- What to produce -
What is the number of lines in the listing below that include the string "dplyr"? Answer with that number alone.

- Source data -
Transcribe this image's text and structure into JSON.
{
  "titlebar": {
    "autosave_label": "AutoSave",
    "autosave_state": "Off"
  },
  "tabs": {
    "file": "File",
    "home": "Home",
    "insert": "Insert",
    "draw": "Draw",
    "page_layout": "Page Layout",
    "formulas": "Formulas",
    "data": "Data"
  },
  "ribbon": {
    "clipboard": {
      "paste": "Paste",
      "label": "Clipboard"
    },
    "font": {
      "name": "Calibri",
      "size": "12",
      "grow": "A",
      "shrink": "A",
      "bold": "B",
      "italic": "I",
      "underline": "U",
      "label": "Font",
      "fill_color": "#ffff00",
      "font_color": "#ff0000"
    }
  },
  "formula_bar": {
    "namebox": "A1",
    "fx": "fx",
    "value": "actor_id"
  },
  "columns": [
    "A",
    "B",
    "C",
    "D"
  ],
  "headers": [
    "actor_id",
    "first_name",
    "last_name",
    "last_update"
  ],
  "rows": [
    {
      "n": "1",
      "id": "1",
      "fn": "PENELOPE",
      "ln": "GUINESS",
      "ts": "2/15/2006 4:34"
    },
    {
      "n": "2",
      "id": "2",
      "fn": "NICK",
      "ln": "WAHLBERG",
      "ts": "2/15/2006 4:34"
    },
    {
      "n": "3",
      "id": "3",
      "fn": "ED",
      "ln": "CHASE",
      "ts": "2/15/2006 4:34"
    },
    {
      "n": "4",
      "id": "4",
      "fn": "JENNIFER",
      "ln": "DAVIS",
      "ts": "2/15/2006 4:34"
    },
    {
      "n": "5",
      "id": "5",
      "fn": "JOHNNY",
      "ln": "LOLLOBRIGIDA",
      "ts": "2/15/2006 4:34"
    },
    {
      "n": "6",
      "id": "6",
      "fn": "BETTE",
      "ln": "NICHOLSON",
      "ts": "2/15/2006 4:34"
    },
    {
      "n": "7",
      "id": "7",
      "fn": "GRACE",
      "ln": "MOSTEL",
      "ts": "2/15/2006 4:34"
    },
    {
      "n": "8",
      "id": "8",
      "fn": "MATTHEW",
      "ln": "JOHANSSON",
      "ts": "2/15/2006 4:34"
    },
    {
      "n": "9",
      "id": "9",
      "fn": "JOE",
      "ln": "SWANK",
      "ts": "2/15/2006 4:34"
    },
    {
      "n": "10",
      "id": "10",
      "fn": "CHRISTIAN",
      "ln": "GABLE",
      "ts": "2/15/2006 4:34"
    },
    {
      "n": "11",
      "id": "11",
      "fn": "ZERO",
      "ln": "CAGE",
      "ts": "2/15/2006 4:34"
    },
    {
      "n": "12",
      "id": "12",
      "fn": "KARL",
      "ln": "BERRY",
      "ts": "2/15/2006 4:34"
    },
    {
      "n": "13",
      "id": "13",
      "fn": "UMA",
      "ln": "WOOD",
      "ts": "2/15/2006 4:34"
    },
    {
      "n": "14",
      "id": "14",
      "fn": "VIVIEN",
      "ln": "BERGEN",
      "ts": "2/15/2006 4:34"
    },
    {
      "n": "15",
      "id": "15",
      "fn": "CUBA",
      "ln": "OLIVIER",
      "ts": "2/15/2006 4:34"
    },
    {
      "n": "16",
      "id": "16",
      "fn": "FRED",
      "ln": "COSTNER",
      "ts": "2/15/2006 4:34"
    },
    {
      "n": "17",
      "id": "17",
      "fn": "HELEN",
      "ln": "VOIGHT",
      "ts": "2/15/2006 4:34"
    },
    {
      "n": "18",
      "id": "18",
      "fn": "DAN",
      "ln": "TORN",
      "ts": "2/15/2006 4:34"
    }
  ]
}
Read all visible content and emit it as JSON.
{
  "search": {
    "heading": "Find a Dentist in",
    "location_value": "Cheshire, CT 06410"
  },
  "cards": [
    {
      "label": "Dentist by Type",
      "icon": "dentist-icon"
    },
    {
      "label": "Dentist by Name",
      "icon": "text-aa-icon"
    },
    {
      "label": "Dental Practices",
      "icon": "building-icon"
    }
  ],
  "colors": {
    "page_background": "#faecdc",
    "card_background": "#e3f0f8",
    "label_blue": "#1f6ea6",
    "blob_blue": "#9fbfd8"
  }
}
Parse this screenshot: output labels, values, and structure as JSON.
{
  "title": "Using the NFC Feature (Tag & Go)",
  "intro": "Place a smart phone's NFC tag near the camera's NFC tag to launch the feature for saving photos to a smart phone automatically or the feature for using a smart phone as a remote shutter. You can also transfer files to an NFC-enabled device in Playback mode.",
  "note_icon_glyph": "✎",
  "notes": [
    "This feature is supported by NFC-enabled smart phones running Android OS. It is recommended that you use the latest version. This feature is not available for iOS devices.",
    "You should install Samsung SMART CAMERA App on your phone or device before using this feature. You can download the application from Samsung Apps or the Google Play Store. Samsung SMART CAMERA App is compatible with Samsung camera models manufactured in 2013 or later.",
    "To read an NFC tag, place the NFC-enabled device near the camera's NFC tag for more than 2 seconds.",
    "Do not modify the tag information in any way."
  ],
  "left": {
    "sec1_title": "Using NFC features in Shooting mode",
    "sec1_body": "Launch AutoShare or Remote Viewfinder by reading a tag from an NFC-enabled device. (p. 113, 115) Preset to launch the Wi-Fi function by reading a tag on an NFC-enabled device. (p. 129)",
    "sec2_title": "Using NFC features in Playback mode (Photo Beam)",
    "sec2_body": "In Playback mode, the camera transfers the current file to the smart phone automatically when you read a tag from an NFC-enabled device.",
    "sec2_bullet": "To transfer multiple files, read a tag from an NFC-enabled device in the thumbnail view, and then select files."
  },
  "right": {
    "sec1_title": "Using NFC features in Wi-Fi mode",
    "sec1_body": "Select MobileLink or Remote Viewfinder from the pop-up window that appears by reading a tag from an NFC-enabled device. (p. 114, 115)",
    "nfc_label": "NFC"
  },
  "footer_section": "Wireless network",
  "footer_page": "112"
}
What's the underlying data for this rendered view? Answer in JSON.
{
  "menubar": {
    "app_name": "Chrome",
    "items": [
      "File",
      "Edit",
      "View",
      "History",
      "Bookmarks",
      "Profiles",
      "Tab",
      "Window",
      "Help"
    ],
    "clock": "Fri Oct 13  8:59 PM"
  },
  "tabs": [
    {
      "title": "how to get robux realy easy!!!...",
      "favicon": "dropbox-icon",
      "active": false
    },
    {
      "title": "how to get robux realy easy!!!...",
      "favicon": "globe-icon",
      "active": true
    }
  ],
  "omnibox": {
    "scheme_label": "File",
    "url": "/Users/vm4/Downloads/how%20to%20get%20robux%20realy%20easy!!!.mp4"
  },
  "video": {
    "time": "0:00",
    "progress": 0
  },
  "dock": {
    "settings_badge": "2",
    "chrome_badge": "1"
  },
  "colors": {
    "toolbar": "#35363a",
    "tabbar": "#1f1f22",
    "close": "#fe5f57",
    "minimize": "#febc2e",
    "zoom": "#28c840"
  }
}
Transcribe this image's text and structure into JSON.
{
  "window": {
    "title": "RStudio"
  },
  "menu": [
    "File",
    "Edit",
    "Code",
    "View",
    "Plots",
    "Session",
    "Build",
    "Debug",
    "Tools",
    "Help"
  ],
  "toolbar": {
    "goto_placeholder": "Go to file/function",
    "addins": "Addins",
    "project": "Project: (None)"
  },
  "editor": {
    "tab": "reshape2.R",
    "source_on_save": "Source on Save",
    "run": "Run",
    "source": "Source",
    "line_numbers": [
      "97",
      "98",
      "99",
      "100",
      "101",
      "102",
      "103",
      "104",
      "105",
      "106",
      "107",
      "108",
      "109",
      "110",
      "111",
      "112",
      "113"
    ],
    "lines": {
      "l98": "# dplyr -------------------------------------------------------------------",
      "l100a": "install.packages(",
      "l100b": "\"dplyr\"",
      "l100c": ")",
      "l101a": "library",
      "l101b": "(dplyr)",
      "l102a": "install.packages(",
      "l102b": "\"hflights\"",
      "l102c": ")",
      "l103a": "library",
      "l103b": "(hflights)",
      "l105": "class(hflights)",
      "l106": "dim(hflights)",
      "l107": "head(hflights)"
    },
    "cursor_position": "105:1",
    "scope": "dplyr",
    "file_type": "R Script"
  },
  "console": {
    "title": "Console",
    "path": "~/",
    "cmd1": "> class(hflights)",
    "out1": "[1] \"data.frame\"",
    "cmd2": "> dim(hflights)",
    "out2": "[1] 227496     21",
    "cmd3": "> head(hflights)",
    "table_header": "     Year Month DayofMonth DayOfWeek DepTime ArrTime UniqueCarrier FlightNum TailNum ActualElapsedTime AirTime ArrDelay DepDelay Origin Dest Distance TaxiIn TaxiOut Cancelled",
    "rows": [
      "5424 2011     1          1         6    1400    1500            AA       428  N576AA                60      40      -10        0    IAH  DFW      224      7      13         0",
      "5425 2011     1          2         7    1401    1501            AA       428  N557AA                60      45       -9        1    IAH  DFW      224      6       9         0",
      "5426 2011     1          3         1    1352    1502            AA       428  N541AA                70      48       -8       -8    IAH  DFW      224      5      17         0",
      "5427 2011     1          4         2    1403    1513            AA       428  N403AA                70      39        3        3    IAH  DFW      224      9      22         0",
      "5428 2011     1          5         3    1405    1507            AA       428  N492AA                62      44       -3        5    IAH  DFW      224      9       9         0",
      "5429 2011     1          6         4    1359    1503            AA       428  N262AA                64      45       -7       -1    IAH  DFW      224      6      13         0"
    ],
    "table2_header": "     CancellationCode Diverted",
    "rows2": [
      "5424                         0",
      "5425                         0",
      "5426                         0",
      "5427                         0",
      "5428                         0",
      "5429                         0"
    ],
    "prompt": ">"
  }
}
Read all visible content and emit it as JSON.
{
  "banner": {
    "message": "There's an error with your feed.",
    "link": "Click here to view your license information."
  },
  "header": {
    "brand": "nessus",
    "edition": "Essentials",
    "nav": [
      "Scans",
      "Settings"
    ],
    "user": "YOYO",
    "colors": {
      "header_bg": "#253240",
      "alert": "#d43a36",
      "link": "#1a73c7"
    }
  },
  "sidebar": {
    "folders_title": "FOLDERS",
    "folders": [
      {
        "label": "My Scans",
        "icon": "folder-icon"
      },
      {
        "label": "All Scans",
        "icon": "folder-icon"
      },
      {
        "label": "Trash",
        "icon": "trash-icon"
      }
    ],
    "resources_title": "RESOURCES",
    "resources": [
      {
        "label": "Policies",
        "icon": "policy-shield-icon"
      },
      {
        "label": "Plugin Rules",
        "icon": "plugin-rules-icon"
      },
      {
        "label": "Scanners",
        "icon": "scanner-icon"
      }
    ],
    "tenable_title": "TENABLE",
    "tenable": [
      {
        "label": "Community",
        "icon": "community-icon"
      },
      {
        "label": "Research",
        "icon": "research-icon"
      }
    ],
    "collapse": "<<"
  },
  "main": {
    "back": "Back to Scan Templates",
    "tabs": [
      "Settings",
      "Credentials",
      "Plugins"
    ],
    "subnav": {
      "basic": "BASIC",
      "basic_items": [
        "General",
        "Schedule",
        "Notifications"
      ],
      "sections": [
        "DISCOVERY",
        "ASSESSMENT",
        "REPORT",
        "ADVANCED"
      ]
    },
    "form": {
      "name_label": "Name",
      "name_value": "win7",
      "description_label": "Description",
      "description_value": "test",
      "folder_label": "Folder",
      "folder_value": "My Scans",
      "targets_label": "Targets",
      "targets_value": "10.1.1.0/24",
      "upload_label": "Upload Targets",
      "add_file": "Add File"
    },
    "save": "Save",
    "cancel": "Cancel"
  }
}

- Solution to this exercise -
4